Ticket 54NIS is a little expensive, but the contents are worth seeing, mainly composed of several parts, one is the Dead Sea Scroll Exhibition Hall (Figure 4), this excitement! It is necessary to tell the story of the Dead Sea Scrolls: because the original version of the Bible has no trace to follow, some people have been questioning whether the Old Testament of the Bible has been tampered with. Before the Dead Sea Scrolls were discovered, the earliest text was the text of Masora, but this text was the earliest in the 9th century A.D. Until the summer of 1947, in Gumulan, northwest of the Dead Sea, a Bedouin teenager threw stones into a cave while searching for a lost lamb. He heard the sound of broken pots filled with Dead Sea scrolls that later shocked the world. These scrolls were written in the 3rd to 2nd centuries B.C., pushing forward the earliest version of the Bible for at least 1,000 years, and were found to be very similar to the later version of Masora, confirming that the Bible had not been tampered with. Another part of the tour is the second temple model. Although it is a model, it can still be seen that the magnificent momentum of the year (Figure 3) is moving forward the sculpture exhibition. (Fig. 2) The main Pavilion is then visited. The main pavilion has four parts: the National Art Museum, the Jewish Archaeological Museum, the Modern Art Museum and the Temporary Exhibition Hall. In the National Gallery there are areas showing Jewish life, from birth to death. There's an area in the archaeological museum where Tola boxes are loaded all over the world. That's golden and shining. (Fig. 1) There is much more to see than that. If you really want to visit, it will take one day. After reading it, I feel that I am really very limited. I really know little about the Middle East's civilization and history. This part of the content is very helpful to understand the Bible, especially the Old Testament. However, the Israeli Museum does not provide any Chinese materials. It is a pity that this part of the content is very helpful to understand the Bible, especially the Old Testament.
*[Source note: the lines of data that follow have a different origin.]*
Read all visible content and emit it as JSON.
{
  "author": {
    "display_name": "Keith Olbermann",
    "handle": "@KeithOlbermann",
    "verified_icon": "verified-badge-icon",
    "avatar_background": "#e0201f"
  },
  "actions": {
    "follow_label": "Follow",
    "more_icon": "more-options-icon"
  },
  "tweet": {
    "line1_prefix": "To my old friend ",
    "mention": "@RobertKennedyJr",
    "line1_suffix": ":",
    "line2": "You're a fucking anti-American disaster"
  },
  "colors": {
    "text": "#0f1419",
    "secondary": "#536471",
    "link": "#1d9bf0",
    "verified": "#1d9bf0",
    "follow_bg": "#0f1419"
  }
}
Jewish tour guides are dedicated and have plenty of time to see. They arrange to visit museums separately. Ticket prices are discounted. Cultural relics are displayed and preserved in Israel at various times. It can be seen that they are all influenced by the strong culture from the four sides. They have set up a Chinese Pavilion specially, which is very cordial.
It's a little far from the city. We walked there for more than half an hour. It's still quite good inside. There's a photo exhibition hall that feels good. The exhibition of cultural relics is also good. Especially the architecture of the Dead Sea Scrolls is the most distinctive one.
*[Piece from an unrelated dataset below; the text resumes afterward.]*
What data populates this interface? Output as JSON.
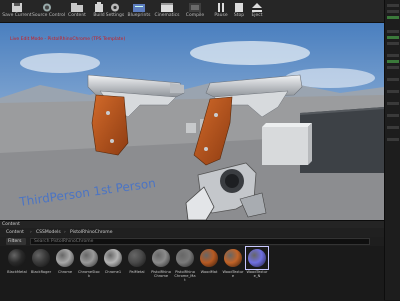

The museum was not built long ago, but the collection is very rich, covering almost the archaeology of the fifty-six thousand to eighteenth centuries B.C., covering most of the area around the Mediterranean Sea, including ancient Egypt, Greece, Rome, Byzantium, Arabia, Persia and other collections. The most important are the Dead Sea Scrolls and the Temple Model. In front of the huge model of the second temple, we can get a glimpse of the magnificence and splendor of the temple and the old city of Jerusalem.
They all say - "God has given the world a very beautiful nine points in Jerusalem. Up to the Temple Mount, there is a panoramic view of Jerusalem. The tall Golden-crowned Church is only a small half-circle in the distance. The whole city is marked with eyes. How magnificent.